Ecommerce majors including Flipkart and Amazon have challenged Karnataka High Court’s June 11 order which dismissed an earlier plea by both companies to quash a competition commission of India’s (CCI) probe into their businesses for allegations of anti competitive practices.
On June 11, the Karnataka High Court quashed both Amazon and Flipkart’s plea contesting CCI’s investigation. While doing so, the court also upheld the CCI’s decision to conduct an investigation on whether both companies entered into anti-competitive agreements in violation of the Competition Act 2002.
Justice P.S. Dinesh Kumar passed the order while dismissing the pleas filed by Amazon Seller Services Pvt. Ltd., and Flipkart Internet Pvt. Ltd.
Both ecommerce firms had earlier expressed their oppositions over a January 13 order from the CCI, which had ordered a probe through its Director General. The country’s top trade regulator ordered a fresh probe on a complaint by Delhi Vyapar Mahasangh (DVM), which alleged that both Amazon and Flipkart gave preferential treatment to select proxy sellers and offered deep discounts by indulging in anti-competitive agreements.
Interestingly, in an earlier market study conducted by CCI in January 2020, the regulator upheld ‘self-regulation’ as a way forward for the industry, but the regulator seems to have changed its direction with the new probe.
According to DVM’s complaint, there are four important allegations put forth against both Amazon and Flipkart:
- Exclusive launch of mobile phones hurting small sellers’ ability to procure them
- Using proxy sellers such as Cloudtail and WS Retail to gain unfair control over the marketplace
- Deep discounting which makes it difficult for small and medium sellers to compete with
- Preferential listing and promotion of private labels belong to Flipkart and Amazon

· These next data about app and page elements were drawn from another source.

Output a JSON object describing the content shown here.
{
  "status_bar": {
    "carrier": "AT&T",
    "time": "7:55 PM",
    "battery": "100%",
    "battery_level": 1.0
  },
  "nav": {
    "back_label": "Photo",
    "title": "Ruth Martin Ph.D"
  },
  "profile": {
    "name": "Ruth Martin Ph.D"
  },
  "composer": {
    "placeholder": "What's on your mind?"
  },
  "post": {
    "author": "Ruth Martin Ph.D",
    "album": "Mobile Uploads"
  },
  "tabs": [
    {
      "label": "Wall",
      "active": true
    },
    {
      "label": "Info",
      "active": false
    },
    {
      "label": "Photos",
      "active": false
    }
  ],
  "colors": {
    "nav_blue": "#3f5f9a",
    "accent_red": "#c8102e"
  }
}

Sonam Chandwani, the Managing Partner at KS Legal & Associates said that the dismissal of pleas by Amazon and Flipkart against CCI probe was a welcome ruling by Karnataka’s HC, even as both Flipkart and Amazon have challenged the order.
“It is common knowledge that foreign ecommerce giants have been taking India as a banana republic where the laws bear no prominence and indulge in blatant manipulation. While both companies have categorically denied any wrongdoing, their breach of laws has caused damage to the small traders community in India and therefore the giants’ challenge to ward off CCI’s probe into alleged violations of Competition Law seems to be an attempt to mislead ED’s investigation without robust substantiation,” added Chandwani.
Amazon had earlier termed CCI’s move as “perverse, arbitrary and untenable in law” and equated the CCI probe as abuse of power. CCI had also told the Karnataka HC last year that Amazon’s arguments were “mischievous”.
One of the biggest allegations against Amazon has been around preferential treatment given to certain large sellers, including Cloudtail and Appario, in which the ecommerce giant has indirect stakes. A Reuters report published in February had highlighted that Cloudtail and Appario made up around 35% of the platform’s revenue through sales in 2019. Overall only 35 sellers on Amazon accounted for roughly two-thirds of all the sales, the report added.
Since the publishing of that report, sellers associations such as the Confederation of All India Traders (CAIT) have stepped up their offensive against Amazon, calling for a ban on the US-based company’s India operations. CAIT has also demanded that the Indian government constitute an ecommerce regulator to look into foreign ecommerce entities such as Amazon and Walmart-owned Flipkart.